Be sure to leave all political references out of business conversations. You can never tell for sure which side of the coin your American colleague falls on and whether they identify as Democrat or Republican, or neither.
Political opinions can be very sensitive in today’s hyper-charged climate, so be very careful not to overstep based on assumptions alone.
Discussing current affairs related to business is okay, as long as you leave your subjective stance out of it.
For example, you may need to mention how the COVID-19 pandemic is delaying export of a certain shipment overseas. But don’t blame for the delay on the US government’s regulations. Stick to the facts to avoid saying something that may seem offensive or pushing an agenda.
DON’T: Use insensitive language
In the United States, political correctness extends beyond government policies. All Americans, no matter their rank or status, feel as though they deserve to be treated with equal respect.
Never talk down to someone based on their gender, background, or how much money they make. This can turn into a major point of contention that ruptures the business relationship.
Tips for American Business Etiquette
Here are some final tips on how to engage in business conversations with Americans to achieve the best results:
- Be mindful of physical space. Don’t give hugs or cheek kisses when greeting. Handshakes always, unless there’s a pandemic and no one’s doing it.
- Prepare for short attention spans and expect to be interrupted mid-speech. And be ready to answer. Long silences are uncomfortable.
- Understand that Americans may seem rushed or aggressive with their communication. Don’t take it personally. Time is money for a lot of folks. Follow their lead.
- Do your best to speak English. Foreigners are generally expected to accommodate US customs, unlike in other countries, which often don’t expect the same in reverse.
- Try to familiarize yourself with American culture as far as body language, communicating openly, knowing what’s going on. Use it to find common ground.
Samantha Rupp is the managing editor for 365businesstips.com.

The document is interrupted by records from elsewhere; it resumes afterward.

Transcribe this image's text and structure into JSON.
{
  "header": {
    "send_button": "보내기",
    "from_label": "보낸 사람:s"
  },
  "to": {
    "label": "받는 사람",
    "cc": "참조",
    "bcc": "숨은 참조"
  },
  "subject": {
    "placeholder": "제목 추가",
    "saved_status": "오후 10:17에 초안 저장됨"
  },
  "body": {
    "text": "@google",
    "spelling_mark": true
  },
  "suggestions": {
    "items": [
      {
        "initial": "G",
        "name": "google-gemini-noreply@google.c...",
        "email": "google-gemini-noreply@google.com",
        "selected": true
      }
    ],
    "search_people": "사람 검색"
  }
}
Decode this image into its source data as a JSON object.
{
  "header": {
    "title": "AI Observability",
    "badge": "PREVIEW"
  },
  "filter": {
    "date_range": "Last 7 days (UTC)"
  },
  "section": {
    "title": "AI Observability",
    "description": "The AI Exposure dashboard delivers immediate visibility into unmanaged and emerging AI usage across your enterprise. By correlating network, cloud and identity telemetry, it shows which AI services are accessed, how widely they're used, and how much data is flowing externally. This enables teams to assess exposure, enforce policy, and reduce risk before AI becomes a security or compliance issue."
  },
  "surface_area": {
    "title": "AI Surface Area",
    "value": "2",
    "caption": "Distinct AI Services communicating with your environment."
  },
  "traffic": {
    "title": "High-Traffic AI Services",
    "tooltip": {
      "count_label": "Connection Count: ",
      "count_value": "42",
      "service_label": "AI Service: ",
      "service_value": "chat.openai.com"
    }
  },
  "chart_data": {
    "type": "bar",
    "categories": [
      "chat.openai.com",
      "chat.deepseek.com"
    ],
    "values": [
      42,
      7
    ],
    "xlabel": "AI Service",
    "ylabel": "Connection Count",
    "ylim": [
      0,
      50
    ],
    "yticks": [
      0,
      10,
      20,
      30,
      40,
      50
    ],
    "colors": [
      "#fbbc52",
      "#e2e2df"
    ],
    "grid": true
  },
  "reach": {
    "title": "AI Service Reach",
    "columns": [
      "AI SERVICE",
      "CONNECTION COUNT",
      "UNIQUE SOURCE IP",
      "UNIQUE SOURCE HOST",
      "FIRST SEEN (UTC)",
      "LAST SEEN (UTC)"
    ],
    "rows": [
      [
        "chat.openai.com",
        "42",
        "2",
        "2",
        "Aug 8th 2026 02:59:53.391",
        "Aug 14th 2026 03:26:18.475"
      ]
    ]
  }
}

She lives in San Diego, California, and enjoys spending time on the beach, reading up on current industry trends, and traveling.